"Be bold as a leopard" – Although modesty is a recommended trait, there are occasions when one must have the boldness of the leopard when doing a mitzvah or defending a truth which is not popular within one's social circles. Such boldness is "holy chutzpah" – a trait which has often enabled the Jewish people to go against world opinion. For example, when we lived in societies where people tried to persuade us or force us to worship a human being whom they deified, we boldly proclaimed that we only worship the Compassionate One - the Source of all life. We especially need this boldness in our modern secular society where many people proclaim that the entire humankind is god and that this god is the owner and sovereign of the earth and its creatures. In such a society, we need to have the boldness of the leopard and proclaim, "To the Compassionate One belongs the earth and its fullness, the inhabited land and those who dwell in it" (Psalm 24:1).

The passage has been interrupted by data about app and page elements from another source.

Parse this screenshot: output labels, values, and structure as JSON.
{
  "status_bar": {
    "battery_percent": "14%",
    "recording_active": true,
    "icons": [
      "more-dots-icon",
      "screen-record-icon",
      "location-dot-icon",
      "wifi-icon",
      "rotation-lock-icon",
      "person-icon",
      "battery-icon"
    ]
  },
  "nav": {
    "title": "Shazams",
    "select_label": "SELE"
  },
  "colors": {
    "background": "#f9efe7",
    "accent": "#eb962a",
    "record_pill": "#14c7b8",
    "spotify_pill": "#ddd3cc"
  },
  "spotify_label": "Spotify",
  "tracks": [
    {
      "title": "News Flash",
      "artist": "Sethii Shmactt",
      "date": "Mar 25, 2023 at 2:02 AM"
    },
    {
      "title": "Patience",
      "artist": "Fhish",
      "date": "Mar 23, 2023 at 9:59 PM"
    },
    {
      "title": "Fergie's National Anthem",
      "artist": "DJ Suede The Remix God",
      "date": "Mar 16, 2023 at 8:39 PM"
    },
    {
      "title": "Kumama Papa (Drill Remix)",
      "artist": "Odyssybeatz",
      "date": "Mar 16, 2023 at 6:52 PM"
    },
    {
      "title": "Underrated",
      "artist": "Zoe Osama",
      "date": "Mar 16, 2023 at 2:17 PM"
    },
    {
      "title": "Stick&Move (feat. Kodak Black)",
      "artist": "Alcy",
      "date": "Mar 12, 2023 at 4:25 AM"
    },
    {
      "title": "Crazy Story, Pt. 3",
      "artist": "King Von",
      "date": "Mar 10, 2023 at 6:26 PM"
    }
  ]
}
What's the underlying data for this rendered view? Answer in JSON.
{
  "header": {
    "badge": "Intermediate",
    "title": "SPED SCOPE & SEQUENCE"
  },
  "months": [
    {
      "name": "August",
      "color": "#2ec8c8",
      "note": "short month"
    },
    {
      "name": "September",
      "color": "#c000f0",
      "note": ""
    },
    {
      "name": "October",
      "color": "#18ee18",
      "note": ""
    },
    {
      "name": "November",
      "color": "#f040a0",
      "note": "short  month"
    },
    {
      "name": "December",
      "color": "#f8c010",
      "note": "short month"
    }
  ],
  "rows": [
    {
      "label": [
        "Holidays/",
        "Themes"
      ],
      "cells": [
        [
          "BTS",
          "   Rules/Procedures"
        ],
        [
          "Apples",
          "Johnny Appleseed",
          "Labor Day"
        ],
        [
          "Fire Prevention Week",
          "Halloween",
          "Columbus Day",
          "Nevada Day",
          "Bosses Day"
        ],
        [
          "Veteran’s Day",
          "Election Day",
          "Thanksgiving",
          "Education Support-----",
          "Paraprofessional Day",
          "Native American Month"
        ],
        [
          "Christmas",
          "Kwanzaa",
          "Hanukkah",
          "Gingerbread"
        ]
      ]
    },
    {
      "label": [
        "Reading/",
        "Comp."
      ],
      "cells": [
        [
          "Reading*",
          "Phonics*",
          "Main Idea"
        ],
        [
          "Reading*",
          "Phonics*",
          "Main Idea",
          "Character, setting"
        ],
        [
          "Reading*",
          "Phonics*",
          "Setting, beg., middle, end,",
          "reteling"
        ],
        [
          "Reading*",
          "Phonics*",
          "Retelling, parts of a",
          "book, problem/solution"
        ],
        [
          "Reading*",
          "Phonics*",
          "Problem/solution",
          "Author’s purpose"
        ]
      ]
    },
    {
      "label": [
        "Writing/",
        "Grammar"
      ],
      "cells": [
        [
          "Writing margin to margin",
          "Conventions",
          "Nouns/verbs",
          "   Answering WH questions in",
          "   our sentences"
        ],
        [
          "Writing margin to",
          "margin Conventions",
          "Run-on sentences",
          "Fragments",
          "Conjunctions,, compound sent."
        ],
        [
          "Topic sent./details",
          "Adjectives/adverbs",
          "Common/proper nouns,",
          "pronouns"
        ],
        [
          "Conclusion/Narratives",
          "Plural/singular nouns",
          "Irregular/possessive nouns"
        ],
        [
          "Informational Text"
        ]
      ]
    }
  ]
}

"Light as an eagle" – Rabbi Shlomo Wolbe, who recently passed away in Jerusalem, elaborates on this idea. Rabbi Wolbe was a leading sage of "Mussar" – Torah teachings regarding ethics and personality refinement. In his work, "Alei Shur," Rabbi Wolbe offers the following explanation of how we can emulate the lightness of the eagle: Although the eagle is a heavy bird, it has large wings which enable it to soar to high altitudes. The human being is also a "heavy" creature due to the earthy nature of his body; nevertheless, the human being has special "wings" which can enable him to soar to a high spiritual level. These wings, says Rabbi Wolbe, are "simcha" – joy! And Rabbi Wolbe cites the following teaching of Rabbi Chaim Vital (Sha'arei Kedusha): A person who rejoices in his portion and who rejoices when he does mitzvos will overcome his earthy nature. (Cited in "Mishel Avos")
"Swift as a deer" – We should run after mitzvos (Bartenura); moreover, we should not procrastinate in the performance of a mitzvah (Rabbi Hirsch).
"Strong as a lion" – We should use strength in overcoming all obstacles – both within and without – which can prevent us from achieving our ethical and spiritual goals (Rabbi Hirsch). As Pirkei Avos (4:1) states, "Who is strong? The one who subdues his personal inclination, as it is said, 'The one who is slow to anger is better than a mighty hero, and the one who rules over his emotions is better than a conqueror of a city' (Proverbs 16:32)."
Just as we are to learn from other human beings without deifying them, so too, we are to learn from other creatures without deifying them. In fact, the wisdom which we perceive within all creatures is to lead us to a deeper awareness of the One Creator of all life. In this spirit, it is written within our Sacred Scriptures:
"Please ask, however, the animal, and it will teach you; the bird of the heavens, and it will tell you, or speak to the earth, and it will teach you; the fish of the sea will report to you. Who cannot know from all these things that the hand of God made this? That in His hand is the soul of every living thing and the spirit of all humankind?" (Job 12:7-10)
Yosef Ben Shlomo Hakohen (See below)
P.S. Most of the above teachings are found in the Hazon letter "Creatures as Teachers" which appears in the archive (lower section) on our website. For further study on this theme, review the following articles in the archive:
1. The Torah of the Creatures
2. A Divine Gift to the Wise: The Art of Learning from Other Creatures